Records provided section start

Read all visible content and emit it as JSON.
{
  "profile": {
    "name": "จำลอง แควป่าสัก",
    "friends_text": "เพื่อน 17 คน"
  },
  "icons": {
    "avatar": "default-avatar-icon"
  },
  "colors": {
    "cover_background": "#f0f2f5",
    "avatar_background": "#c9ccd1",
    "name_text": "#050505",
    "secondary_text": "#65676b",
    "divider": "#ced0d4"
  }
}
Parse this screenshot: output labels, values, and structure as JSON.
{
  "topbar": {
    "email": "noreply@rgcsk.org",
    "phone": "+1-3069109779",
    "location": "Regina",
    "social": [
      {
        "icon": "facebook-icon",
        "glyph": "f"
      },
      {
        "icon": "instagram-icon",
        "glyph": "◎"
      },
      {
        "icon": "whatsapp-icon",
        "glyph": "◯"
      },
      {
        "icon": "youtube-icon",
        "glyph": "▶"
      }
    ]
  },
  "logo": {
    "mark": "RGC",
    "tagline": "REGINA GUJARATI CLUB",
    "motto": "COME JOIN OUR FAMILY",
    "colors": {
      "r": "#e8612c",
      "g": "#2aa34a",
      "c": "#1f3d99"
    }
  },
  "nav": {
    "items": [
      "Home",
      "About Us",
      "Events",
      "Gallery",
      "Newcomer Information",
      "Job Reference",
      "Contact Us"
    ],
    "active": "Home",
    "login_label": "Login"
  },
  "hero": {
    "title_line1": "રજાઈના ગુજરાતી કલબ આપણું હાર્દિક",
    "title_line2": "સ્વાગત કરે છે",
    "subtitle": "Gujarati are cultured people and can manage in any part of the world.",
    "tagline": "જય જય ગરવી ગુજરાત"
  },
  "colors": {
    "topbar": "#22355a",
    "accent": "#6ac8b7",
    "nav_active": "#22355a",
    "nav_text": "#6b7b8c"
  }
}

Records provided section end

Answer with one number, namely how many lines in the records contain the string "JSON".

> [Task answer]: 2